Clicking into Science
"Who has read Jeff Jarvis's new book?" This is the kind of question that opens the discussion in many seminars. But this approach doesn't really work at a well-attended lecture. To make contact with his audience and get their full attention the lecturer has to resort to different means. For example Audience Response Systems (ARS): small, practical devices with which TV audiences are already well acquainted – thanks to Günther Jauch's quiz show "Wer wird Millionär?"
"Clickers" are remote control devices. They have barely been used at universities so far, but now Prof. Dr. Axel Hahn, a business engineering expert, has introduced them at the University of Oldenburg. The advantages: the students can answer questions anonymously with the clicker. The technology then processes and presents the "survey results" as a diagram so that the lecturer can use them instantly. But the devices have other applications beyond the question-answer game. Students can also use them for instance to have their say on whether a certain subject matter should be explained with another example, or whether the pace of the lecture is too fast or too slow.
"Whereas in the past eLearning created a distance between lecturers and students, the clickers are a good example of how communication can be improved in classic lectures," notes Prof. Dr. Gunilla Budde, Vice President for Instruction.

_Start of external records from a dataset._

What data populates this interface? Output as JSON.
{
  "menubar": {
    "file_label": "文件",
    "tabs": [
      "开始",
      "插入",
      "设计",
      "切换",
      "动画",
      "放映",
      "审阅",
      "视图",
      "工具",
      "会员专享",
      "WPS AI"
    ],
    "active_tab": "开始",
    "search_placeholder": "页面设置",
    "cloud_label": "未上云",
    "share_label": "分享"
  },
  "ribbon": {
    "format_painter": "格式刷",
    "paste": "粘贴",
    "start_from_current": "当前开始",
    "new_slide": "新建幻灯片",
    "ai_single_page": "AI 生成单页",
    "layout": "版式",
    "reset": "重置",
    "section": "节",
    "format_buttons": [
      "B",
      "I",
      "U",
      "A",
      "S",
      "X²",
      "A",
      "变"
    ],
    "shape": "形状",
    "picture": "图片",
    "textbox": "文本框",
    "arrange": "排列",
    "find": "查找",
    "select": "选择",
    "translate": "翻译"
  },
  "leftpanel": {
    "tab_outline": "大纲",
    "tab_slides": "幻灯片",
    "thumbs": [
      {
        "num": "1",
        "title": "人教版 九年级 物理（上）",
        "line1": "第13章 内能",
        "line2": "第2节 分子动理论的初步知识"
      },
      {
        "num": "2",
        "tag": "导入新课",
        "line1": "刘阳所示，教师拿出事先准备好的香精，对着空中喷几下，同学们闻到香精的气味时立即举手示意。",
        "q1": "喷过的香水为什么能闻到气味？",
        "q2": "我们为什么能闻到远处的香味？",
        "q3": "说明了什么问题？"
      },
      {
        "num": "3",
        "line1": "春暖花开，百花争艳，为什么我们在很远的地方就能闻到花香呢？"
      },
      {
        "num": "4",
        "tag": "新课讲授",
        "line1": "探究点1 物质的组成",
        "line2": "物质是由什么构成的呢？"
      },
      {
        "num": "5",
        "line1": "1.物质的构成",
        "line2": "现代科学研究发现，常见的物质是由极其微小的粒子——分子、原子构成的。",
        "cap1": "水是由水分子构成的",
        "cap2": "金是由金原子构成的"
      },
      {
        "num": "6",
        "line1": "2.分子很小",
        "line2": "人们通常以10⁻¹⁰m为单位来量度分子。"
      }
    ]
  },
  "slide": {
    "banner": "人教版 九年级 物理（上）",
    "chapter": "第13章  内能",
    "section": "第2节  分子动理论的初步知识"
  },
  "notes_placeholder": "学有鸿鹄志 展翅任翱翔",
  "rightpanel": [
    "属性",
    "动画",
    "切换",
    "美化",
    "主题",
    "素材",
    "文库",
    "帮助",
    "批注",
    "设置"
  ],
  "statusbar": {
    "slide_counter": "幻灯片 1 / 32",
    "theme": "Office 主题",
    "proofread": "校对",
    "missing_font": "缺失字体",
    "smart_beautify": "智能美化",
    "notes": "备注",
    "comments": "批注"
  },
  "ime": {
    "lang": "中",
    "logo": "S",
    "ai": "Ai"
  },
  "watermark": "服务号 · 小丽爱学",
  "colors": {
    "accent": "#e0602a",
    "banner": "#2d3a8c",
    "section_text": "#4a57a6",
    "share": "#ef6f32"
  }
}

"Using the clickers, a lecture can be better adapted to students' needs. And any lecturer can use the device," Hahn is also convinced. He has introduced the devices into the Lower Saxony Network for E-Assessment and E-Exams (Niedersächsisches Netzwerk für E-Assessments & E-Prüfungen - N2E2), a project financed by the state of Lower Saxony and the University of Oldenburg, partially with tuition fees. "The team working on the project was surprised by the intense interest it generated among lecturers. The first experiences with the devices were so positive that the various faculties are now purchasing new devices. The ones already available are in constant use." New areas of application have already been envisaged within the N2E2 project, according to Hahn. "The ideas range from educational games to electronic exams."